● **Element data from apps and pages**
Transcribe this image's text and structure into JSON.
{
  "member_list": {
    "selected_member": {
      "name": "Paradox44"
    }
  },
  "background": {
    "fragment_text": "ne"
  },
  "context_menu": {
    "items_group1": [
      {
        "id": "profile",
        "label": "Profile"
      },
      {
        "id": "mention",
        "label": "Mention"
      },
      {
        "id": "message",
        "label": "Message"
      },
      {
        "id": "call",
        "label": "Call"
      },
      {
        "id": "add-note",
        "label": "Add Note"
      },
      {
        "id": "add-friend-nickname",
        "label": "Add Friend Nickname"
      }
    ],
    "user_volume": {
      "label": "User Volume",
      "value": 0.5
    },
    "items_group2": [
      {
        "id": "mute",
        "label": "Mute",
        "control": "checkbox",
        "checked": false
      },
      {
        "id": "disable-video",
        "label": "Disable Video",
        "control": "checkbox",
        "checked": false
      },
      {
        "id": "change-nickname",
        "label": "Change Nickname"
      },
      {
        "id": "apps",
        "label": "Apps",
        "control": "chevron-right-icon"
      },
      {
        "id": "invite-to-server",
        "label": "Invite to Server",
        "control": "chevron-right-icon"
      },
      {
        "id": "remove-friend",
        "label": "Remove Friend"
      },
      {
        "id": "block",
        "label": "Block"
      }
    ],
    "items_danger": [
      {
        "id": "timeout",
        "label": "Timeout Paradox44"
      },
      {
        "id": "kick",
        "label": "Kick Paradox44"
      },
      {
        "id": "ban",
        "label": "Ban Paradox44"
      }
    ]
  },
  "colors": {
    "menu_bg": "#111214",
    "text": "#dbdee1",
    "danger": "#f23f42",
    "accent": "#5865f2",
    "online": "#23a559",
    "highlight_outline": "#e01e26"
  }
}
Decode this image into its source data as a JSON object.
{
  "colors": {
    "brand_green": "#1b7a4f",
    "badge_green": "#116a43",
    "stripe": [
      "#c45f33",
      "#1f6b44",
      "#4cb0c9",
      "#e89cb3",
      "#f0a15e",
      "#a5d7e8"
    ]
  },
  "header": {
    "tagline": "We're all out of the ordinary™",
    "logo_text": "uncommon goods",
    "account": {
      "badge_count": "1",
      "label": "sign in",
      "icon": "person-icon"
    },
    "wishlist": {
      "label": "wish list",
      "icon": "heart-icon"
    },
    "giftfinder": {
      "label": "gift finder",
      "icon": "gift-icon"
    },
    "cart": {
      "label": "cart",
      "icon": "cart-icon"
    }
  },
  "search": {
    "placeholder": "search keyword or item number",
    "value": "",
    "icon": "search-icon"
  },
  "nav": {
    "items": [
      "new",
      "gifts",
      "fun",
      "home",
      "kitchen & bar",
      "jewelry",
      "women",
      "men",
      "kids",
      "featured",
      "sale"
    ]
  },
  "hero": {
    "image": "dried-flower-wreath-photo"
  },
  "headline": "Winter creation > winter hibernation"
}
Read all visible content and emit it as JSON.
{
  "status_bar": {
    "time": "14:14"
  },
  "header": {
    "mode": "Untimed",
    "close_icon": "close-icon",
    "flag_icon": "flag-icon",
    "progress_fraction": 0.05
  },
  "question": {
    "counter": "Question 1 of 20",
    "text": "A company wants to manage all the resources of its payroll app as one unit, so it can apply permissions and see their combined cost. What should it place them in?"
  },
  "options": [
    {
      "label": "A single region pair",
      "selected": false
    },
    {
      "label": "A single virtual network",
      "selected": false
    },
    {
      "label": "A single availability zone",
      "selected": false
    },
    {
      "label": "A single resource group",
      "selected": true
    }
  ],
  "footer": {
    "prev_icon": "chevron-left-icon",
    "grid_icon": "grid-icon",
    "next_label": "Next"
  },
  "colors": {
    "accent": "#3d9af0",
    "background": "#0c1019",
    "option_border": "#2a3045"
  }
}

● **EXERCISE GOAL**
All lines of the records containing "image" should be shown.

● **FINISHED TASK**
Transcribe this image's text and structure into JSON.
Decode this image into its source data as a JSON object.
    "image": "dried-flower-wreath-photo"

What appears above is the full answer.